(Element data from apps and pages)
»»

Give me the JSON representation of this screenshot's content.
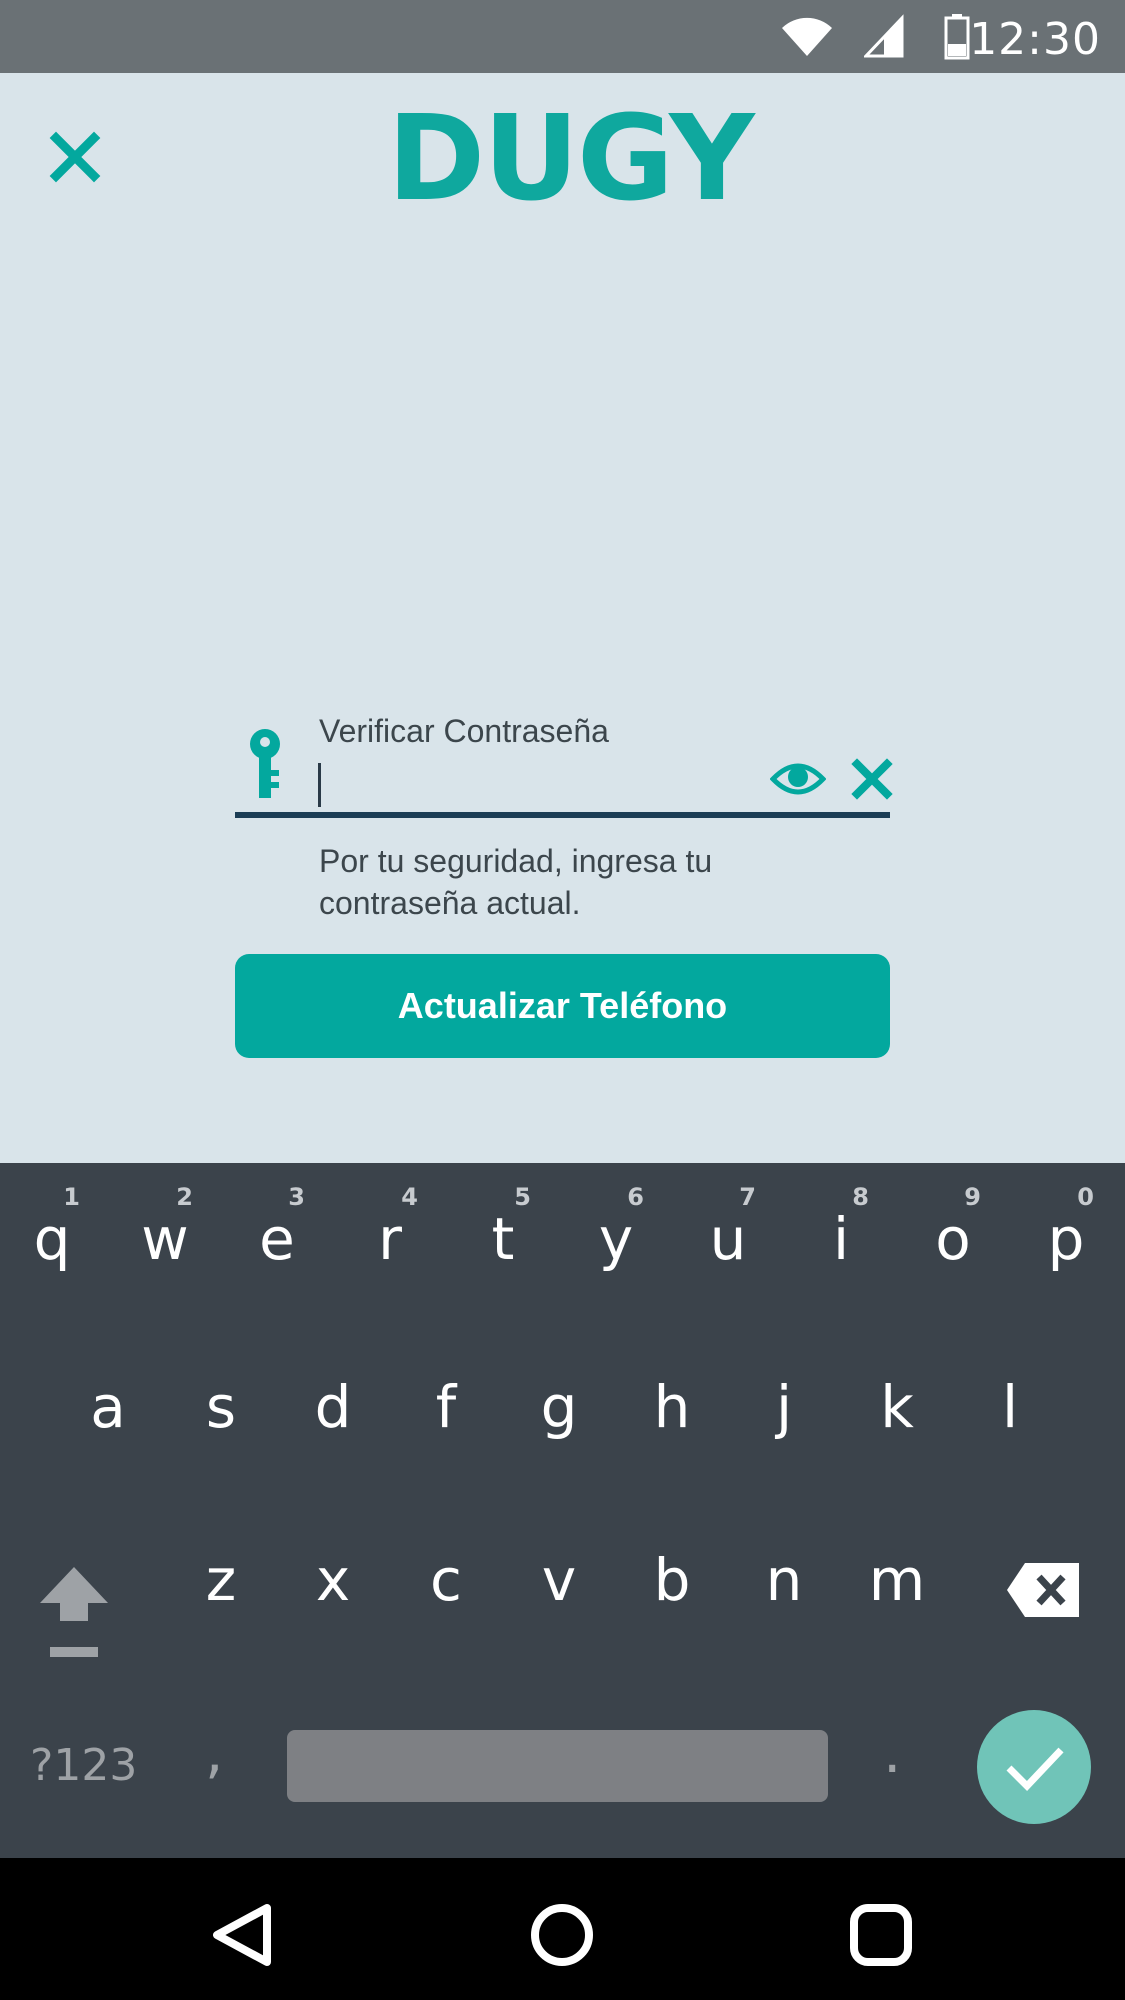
{
  "status_bar": {
    "time": "12:30"
  },
  "app": {
    "logo_text": "DUGY"
  },
  "password_field": {
    "label": "Verificar Contraseña",
    "value": "",
    "helper": "Por tu seguridad, ingresa tu contraseña actual."
  },
  "submit": {
    "label": "Actualizar Teléfono"
  },
  "keyboard": {
    "row1": [
      {
        "ch": "q",
        "hint": "1"
      },
      {
        "ch": "w",
        "hint": "2"
      },
      {
        "ch": "e",
        "hint": "3"
      },
      {
        "ch": "r",
        "hint": "4"
      },
      {
        "ch": "t",
        "hint": "5"
      },
      {
        "ch": "y",
        "hint": "6"
      },
      {
        "ch": "u",
        "hint": "7"
      },
      {
        "ch": "i",
        "hint": "8"
      },
      {
        "ch": "o",
        "hint": "9"
      },
      {
        "ch": "p",
        "hint": "0"
      }
    ],
    "row2": [
      "a",
      "s",
      "d",
      "f",
      "g",
      "h",
      "j",
      "k",
      "l"
    ],
    "row3": [
      "z",
      "x",
      "c",
      "v",
      "b",
      "n",
      "m"
    ],
    "symbols_label": "?123",
    "comma": ",",
    "period": "."
  },
  "colors": {
    "accent": "#03a89e",
    "background": "#d9e4ea",
    "keyboard": "#3b434b",
    "underline": "#1b3d55"
  }
}
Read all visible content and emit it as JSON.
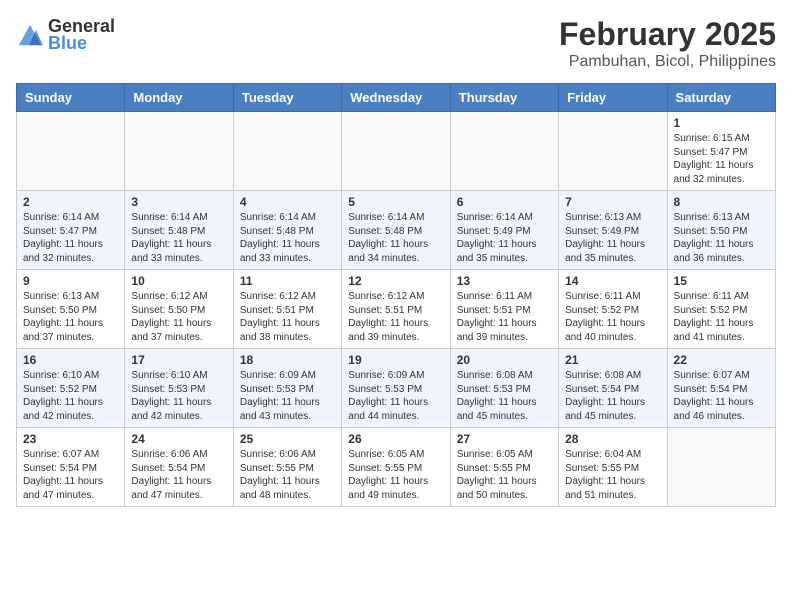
{
  "logo": {
    "general": "General",
    "blue": "Blue"
  },
  "title": {
    "month_year": "February 2025",
    "location": "Pambuhan, Bicol, Philippines"
  },
  "days_of_week": [
    "Sunday",
    "Monday",
    "Tuesday",
    "Wednesday",
    "Thursday",
    "Friday",
    "Saturday"
  ],
  "weeks": [
    [
      {
        "day": "",
        "content": ""
      },
      {
        "day": "",
        "content": ""
      },
      {
        "day": "",
        "content": ""
      },
      {
        "day": "",
        "content": ""
      },
      {
        "day": "",
        "content": ""
      },
      {
        "day": "",
        "content": ""
      },
      {
        "day": "1",
        "content": "Sunrise: 6:15 AM\nSunset: 5:47 PM\nDaylight: 11 hours and 32 minutes."
      }
    ],
    [
      {
        "day": "2",
        "content": "Sunrise: 6:14 AM\nSunset: 5:47 PM\nDaylight: 11 hours and 32 minutes."
      },
      {
        "day": "3",
        "content": "Sunrise: 6:14 AM\nSunset: 5:48 PM\nDaylight: 11 hours and 33 minutes."
      },
      {
        "day": "4",
        "content": "Sunrise: 6:14 AM\nSunset: 5:48 PM\nDaylight: 11 hours and 33 minutes."
      },
      {
        "day": "5",
        "content": "Sunrise: 6:14 AM\nSunset: 5:48 PM\nDaylight: 11 hours and 34 minutes."
      },
      {
        "day": "6",
        "content": "Sunrise: 6:14 AM\nSunset: 5:49 PM\nDaylight: 11 hours and 35 minutes."
      },
      {
        "day": "7",
        "content": "Sunrise: 6:13 AM\nSunset: 5:49 PM\nDaylight: 11 hours and 35 minutes."
      },
      {
        "day": "8",
        "content": "Sunrise: 6:13 AM\nSunset: 5:50 PM\nDaylight: 11 hours and 36 minutes."
      }
    ],
    [
      {
        "day": "9",
        "content": "Sunrise: 6:13 AM\nSunset: 5:50 PM\nDaylight: 11 hours and 37 minutes."
      },
      {
        "day": "10",
        "content": "Sunrise: 6:12 AM\nSunset: 5:50 PM\nDaylight: 11 hours and 37 minutes."
      },
      {
        "day": "11",
        "content": "Sunrise: 6:12 AM\nSunset: 5:51 PM\nDaylight: 11 hours and 38 minutes."
      },
      {
        "day": "12",
        "content": "Sunrise: 6:12 AM\nSunset: 5:51 PM\nDaylight: 11 hours and 39 minutes."
      },
      {
        "day": "13",
        "content": "Sunrise: 6:11 AM\nSunset: 5:51 PM\nDaylight: 11 hours and 39 minutes."
      },
      {
        "day": "14",
        "content": "Sunrise: 6:11 AM\nSunset: 5:52 PM\nDaylight: 11 hours and 40 minutes."
      },
      {
        "day": "15",
        "content": "Sunrise: 6:11 AM\nSunset: 5:52 PM\nDaylight: 11 hours and 41 minutes."
      }
    ],
    [
      {
        "day": "16",
        "content": "Sunrise: 6:10 AM\nSunset: 5:52 PM\nDaylight: 11 hours and 42 minutes."
      },
      {
        "day": "17",
        "content": "Sunrise: 6:10 AM\nSunset: 5:53 PM\nDaylight: 11 hours and 42 minutes."
      },
      {
        "day": "18",
        "content": "Sunrise: 6:09 AM\nSunset: 5:53 PM\nDaylight: 11 hours and 43 minutes."
      },
      {
        "day": "19",
        "content": "Sunrise: 6:09 AM\nSunset: 5:53 PM\nDaylight: 11 hours and 44 minutes."
      },
      {
        "day": "20",
        "content": "Sunrise: 6:08 AM\nSunset: 5:53 PM\nDaylight: 11 hours and 45 minutes."
      },
      {
        "day": "21",
        "content": "Sunrise: 6:08 AM\nSunset: 5:54 PM\nDaylight: 11 hours and 45 minutes."
      },
      {
        "day": "22",
        "content": "Sunrise: 6:07 AM\nSunset: 5:54 PM\nDaylight: 11 hours and 46 minutes."
      }
    ],
    [
      {
        "day": "23",
        "content": "Sunrise: 6:07 AM\nSunset: 5:54 PM\nDaylight: 11 hours and 47 minutes."
      },
      {
        "day": "24",
        "content": "Sunrise: 6:06 AM\nSunset: 5:54 PM\nDaylight: 11 hours and 47 minutes."
      },
      {
        "day": "25",
        "content": "Sunrise: 6:06 AM\nSunset: 5:55 PM\nDaylight: 11 hours and 48 minutes."
      },
      {
        "day": "26",
        "content": "Sunrise: 6:05 AM\nSunset: 5:55 PM\nDaylight: 11 hours and 49 minutes."
      },
      {
        "day": "27",
        "content": "Sunrise: 6:05 AM\nSunset: 5:55 PM\nDaylight: 11 hours and 50 minutes."
      },
      {
        "day": "28",
        "content": "Sunrise: 6:04 AM\nSunset: 5:55 PM\nDaylight: 11 hours and 51 minutes."
      },
      {
        "day": "",
        "content": ""
      }
    ]
  ]
}
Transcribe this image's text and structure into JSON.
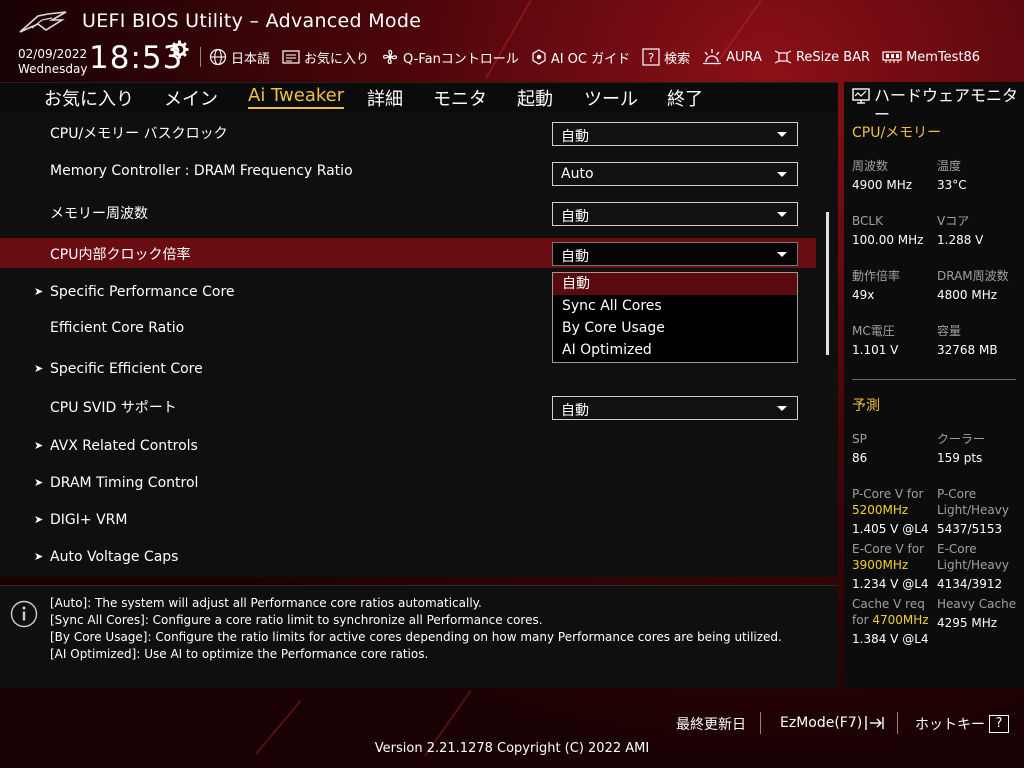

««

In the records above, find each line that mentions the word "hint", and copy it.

        "hint": "1"
        "hint": "2"
        "hint": "3"
        "hint": "4"
        "hint": "5"
        "hint": "6"
        "hint": "7"
        "hint": "8"
        "hint": "9"
        "hint": "0"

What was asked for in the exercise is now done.